Deiner S, Baxter MG, Mincer JS, Sano M, Hall J, Mohammed I, O'Bryant S, Zetterberg H, Blennow K and Eckenhoff R.
Br J Anaesth. 2020.
Postoperative neurocognitive disorders may arise in part from adverse effects of general anaesthetics on the CNS, especially in older patients or individuals otherwise vulnerable to neurotoxicity because of systemic disease or the presence of pre-existing neuropathology. Previous studies have documented cytokine and injury biomarker responses to surgical procedures that included general anaesthesia, but it is not clear to what degree anaesthetics contribute to these responses.

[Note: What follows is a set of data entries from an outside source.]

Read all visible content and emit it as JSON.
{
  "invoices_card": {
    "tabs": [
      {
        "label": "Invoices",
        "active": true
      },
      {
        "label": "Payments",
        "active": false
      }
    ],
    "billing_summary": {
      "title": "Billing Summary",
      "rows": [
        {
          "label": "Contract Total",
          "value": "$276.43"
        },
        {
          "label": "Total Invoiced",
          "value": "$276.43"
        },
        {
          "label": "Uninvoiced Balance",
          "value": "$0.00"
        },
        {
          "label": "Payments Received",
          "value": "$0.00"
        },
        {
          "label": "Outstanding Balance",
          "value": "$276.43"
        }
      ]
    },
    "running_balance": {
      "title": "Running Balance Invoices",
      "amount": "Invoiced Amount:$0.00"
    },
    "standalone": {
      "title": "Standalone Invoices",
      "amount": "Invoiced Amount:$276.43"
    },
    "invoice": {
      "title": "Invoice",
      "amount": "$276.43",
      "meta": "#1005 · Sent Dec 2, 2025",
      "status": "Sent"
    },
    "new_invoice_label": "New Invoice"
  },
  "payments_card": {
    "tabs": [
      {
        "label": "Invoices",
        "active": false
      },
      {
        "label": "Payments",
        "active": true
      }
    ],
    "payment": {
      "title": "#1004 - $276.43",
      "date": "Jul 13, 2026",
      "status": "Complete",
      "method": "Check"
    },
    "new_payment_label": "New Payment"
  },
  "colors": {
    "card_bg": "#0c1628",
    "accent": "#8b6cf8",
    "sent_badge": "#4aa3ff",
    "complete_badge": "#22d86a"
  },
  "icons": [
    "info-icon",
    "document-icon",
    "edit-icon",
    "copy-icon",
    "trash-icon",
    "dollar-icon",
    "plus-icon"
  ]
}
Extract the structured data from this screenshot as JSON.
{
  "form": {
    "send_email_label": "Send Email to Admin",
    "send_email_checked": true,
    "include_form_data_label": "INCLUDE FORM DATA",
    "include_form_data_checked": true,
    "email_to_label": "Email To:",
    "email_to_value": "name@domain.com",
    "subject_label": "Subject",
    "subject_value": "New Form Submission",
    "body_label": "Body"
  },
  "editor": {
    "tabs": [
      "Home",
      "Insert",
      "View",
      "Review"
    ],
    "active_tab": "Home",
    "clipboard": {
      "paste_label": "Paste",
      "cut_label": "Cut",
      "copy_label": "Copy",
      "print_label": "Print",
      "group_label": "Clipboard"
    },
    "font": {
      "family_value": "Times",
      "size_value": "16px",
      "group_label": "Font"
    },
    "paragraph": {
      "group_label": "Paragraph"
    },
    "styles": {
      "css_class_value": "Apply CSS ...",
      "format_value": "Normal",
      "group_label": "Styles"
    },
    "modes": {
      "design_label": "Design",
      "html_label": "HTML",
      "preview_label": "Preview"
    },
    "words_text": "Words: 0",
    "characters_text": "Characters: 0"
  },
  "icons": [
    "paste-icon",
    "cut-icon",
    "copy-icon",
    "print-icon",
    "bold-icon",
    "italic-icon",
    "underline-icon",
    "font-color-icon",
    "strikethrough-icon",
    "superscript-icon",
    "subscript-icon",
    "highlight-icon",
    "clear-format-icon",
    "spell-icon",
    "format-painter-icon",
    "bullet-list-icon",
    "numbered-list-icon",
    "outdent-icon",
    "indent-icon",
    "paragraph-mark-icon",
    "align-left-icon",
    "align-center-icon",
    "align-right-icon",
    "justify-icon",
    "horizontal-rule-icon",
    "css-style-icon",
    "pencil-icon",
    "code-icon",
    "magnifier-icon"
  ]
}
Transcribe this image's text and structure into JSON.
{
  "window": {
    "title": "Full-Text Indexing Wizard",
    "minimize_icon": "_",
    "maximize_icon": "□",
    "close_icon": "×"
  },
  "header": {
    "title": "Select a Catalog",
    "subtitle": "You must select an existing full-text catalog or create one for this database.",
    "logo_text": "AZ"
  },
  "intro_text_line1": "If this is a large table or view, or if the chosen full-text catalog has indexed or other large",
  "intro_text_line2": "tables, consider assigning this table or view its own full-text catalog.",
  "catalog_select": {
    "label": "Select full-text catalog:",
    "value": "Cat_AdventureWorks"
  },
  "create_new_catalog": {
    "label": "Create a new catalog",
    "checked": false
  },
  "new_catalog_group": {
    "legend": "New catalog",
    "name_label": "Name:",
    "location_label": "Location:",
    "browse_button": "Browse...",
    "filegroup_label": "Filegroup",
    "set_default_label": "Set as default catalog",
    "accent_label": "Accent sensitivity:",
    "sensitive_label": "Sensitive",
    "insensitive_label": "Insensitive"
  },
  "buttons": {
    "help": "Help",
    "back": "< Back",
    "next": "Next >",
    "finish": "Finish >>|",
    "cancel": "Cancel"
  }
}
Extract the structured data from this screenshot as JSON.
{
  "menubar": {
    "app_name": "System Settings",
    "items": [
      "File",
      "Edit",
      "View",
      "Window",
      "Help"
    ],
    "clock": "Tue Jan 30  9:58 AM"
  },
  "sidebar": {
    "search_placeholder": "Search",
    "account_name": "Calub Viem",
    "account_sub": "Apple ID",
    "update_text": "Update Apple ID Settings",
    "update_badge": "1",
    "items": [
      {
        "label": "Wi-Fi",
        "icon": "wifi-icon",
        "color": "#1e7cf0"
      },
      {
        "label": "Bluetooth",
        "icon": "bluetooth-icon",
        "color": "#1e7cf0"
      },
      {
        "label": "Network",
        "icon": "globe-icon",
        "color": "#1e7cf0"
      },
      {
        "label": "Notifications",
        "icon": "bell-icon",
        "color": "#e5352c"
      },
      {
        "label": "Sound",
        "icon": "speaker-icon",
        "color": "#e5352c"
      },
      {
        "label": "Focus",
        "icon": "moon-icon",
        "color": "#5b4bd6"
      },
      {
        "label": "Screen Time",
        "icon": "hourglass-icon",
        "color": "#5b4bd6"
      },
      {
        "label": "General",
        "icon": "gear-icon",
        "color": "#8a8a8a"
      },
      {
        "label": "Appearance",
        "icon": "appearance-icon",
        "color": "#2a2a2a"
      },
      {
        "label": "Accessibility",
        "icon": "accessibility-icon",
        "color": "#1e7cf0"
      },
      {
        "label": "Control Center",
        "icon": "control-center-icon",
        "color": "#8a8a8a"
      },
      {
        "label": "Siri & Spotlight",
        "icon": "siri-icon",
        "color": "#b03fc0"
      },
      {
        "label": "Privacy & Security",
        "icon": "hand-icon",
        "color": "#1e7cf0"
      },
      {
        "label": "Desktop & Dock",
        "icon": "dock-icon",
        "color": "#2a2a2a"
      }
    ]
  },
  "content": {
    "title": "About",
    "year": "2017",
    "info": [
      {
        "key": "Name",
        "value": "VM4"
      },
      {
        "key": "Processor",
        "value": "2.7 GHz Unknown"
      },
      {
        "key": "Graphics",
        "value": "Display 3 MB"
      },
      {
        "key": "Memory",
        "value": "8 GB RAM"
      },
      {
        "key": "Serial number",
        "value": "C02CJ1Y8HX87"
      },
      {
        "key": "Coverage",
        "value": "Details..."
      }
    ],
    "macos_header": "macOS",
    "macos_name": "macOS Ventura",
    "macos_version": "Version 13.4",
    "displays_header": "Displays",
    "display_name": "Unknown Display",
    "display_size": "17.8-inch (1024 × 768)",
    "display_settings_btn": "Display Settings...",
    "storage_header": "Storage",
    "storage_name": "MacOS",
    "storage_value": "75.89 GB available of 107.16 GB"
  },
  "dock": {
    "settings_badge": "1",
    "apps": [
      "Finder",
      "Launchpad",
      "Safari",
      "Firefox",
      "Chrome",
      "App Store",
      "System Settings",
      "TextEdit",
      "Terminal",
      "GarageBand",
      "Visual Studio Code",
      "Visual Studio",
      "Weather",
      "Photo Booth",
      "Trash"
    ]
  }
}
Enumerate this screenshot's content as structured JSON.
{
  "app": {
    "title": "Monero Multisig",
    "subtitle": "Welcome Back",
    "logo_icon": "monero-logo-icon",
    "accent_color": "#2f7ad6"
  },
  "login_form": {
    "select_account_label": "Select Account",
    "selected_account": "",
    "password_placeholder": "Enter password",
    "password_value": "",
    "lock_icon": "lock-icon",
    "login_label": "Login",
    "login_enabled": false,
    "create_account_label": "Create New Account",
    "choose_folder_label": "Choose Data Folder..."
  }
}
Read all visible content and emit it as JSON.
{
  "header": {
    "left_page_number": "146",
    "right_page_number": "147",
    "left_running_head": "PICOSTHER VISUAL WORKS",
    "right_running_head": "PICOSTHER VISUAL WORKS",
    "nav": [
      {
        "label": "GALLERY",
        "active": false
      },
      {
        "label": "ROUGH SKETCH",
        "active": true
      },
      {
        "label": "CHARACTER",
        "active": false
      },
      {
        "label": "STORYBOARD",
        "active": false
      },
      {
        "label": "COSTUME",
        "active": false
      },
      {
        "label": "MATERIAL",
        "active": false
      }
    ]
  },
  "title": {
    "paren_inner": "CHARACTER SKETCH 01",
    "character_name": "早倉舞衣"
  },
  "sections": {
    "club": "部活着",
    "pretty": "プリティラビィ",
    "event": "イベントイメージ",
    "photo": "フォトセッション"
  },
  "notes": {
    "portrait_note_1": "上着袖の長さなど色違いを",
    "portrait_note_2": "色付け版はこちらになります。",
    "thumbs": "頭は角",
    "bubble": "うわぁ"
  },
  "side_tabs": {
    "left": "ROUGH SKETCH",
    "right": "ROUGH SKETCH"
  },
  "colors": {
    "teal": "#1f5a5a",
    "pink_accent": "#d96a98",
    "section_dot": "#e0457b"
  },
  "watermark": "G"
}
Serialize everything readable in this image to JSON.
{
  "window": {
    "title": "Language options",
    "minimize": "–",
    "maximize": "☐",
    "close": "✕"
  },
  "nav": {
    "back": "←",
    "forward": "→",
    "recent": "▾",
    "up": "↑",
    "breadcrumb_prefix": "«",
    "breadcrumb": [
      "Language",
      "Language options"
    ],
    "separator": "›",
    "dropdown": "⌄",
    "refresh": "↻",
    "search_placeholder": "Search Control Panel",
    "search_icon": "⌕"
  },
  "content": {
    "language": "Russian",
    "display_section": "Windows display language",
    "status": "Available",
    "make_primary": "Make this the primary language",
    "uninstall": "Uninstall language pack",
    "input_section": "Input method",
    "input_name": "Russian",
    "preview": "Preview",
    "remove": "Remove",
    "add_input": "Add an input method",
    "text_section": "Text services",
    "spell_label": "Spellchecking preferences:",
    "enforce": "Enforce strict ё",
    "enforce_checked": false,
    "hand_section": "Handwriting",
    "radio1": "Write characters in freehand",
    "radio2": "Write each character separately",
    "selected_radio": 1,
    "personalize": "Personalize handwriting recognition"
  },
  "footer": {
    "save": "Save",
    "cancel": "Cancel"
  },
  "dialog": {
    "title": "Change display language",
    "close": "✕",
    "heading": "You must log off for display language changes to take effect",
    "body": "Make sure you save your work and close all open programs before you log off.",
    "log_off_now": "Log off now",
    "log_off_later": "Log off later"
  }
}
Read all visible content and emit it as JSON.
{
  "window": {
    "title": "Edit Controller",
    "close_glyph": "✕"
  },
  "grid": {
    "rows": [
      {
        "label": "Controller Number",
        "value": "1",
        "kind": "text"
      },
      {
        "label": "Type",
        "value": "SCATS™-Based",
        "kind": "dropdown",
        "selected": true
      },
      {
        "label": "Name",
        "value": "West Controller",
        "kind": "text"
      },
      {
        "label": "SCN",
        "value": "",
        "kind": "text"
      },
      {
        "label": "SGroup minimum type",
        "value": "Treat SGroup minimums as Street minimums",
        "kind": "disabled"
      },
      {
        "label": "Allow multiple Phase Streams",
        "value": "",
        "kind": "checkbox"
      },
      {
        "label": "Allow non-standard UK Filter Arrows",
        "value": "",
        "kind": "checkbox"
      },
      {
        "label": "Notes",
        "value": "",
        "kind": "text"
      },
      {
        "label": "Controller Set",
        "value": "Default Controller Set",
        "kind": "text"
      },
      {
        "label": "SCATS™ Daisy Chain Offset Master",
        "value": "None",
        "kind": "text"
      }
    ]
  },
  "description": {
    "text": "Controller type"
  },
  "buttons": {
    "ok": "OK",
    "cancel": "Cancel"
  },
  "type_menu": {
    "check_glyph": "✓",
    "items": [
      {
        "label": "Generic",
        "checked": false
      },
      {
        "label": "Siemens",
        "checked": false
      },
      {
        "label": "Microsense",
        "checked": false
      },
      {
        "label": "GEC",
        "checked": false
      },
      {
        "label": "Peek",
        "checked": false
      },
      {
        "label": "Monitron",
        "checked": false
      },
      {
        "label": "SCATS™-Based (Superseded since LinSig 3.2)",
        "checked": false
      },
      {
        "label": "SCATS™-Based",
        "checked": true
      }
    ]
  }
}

We performed a prospective cohort study of 59 healthy volunteers aged 40–80 yr who did not undergo surgery. Plasma markers of neurological injury and inflammation were measured immediately before and 5 h after induction of general anaesthesia with 1 minimum alveolar concentration of sevoflurane. Biomarkers included interleukin-6 (IL-6), tumour necrosis factor alpha (TNF-α), C-reactive protein (CRP), and neural injury (tau, neurofilament light [NF-L], and glial fibrillary acidic protein [GFAP]).
Baseline biomarkers were in the normal range, although NF-L and GFAP were elevated as a function of age. At 5 h after induction of anaesthesia, plasma tau, NF-L, and GFAP were significantly decreased relative to baseline. Plasma IL-6 was significantly increased after anaesthesia, but by a biologically insignificant degree (<1 pg ml−1); plasma TNF-α and CRP were unchanged.
Sevoflurane general anaesthesia without surgery, even in older adults, did not provoke an inflammatory state or neuronal injury at a concentration that is detectable by an acute elevation of measured plasma biomarkers in the early hours after exposure.